- A majority of remote workers allow household members to access corporate devices for personal use, and 82% of workers admit to reusing passwords.
Remote workers are also likely to use their personal devices for work, and they may also run mobile app versions of applications like Microsoft Teams or Zoom that can increase the risk that company data will pass through an insecure environment. Another study found that half of employees have downloaded or installed software not approved by their IT department.
The VPN ain’t what is used to be
Pre-pandemic, many SMBs relied on VPNs to provide remote access to a subsection of their workforce — typically purchasing enough VPN capacity to serve about 10% of their employees at any one time. Once everyone began working from home, these companies were hard-pressed to buy, install, and configure the additional VPN concentrators needed to keep newly remote workers working. The result? Slow, intermittent connections and frustrated, unproductive workers.
In fact, executives in a poll conducted by Tanium in June 2020 named overtaxed VPNs as the second-biggest security challenge they faced as they moved to more distributed workforces. (The number one challenge was identifying new computing devices on the network, as remote workers logged on with their personal devices. More on this below.)
An endpoint explosion
The number of network endpoints has tripled during the pandemic — and more endpoints mean more risk. Unfortunately, the vast majority of cyberattacks are launched through network endpoints. One remote work security report surveyed security leaders and found that 79% pointed to network access as a top concern for securing a remote workforce.

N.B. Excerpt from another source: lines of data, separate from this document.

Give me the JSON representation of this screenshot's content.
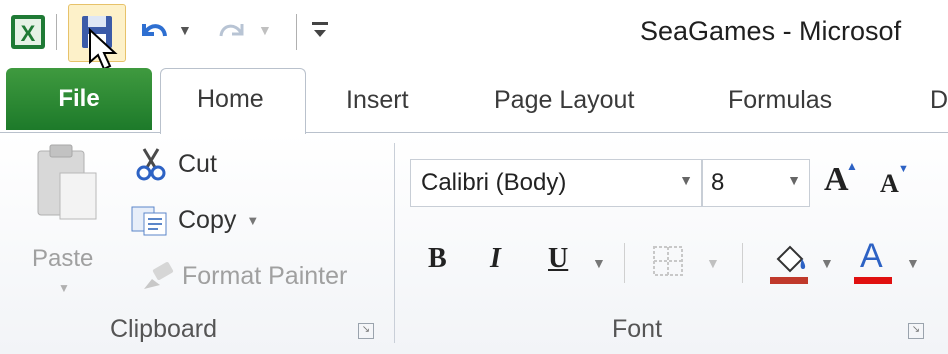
{
  "window": {
    "title": "SeaGames - Microsof"
  },
  "qat": {
    "app_icon": "excel-icon",
    "save_icon": "save-icon",
    "undo_icon": "undo-icon",
    "redo_icon": "redo-icon",
    "customize_icon": "customize-qat-icon"
  },
  "tabs": {
    "file": "File",
    "home": "Home",
    "insert": "Insert",
    "page_layout": "Page Layout",
    "formulas": "Formulas",
    "data": "D"
  },
  "clipboard": {
    "paste": "Paste",
    "cut": "Cut",
    "copy": "Copy",
    "format_painter": "Format Painter",
    "label": "Clipboard"
  },
  "font": {
    "font_name": "Calibri (Body)",
    "font_size": "8",
    "bold": "B",
    "italic": "I",
    "underline": "U",
    "grow": "A",
    "shrink": "A",
    "font_color": "A",
    "label": "Font"
  },
  "colors": {
    "file_tab": "#2b8a35",
    "fill_color_bar": "#c0392b",
    "font_color_bar": "#e01010"
  }
}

There’s good reason for their concern. A report from KuppingerCole shows that globally in 2020, endpoints connected to the internet experienced 1.5 attacks per minute! Another study by the Ponemon Institute found that 68% of organizations have experienced one or more endpoint attacks that successfully compromised data and/or their IT infrastructure.
How cloud can help
With an ever-increasing number of network endpoints, slow and over-taxed VPNs, and lax employee security habits, SMBs face a digital crisis. Fortunately, it’s a crisis that can be mitigated through the deployment of cloud technologies.
For example, hosting the company’s ERP and other business productivity tools in the cloud minimizes, or even eliminates, the demand on VPN resources. Advanced, cloud-based endpoint protection tools along with multi-factor authentication provide increased security to remote connections. Today’s SMBs are wise to embrace the technology tools that support a remote workforce. Cloud applications provide remote workers with secure, fast, and reliable access to business applications while providing for essential security measures. If you’re considering a move to the cloud, reach out to a member of our cloud consulting team. And stay tuned for our next post in this series where we’ll explore the third risk in maintaining a technology status quo — data security.
Originally posted by our partner, The Cloud at Work here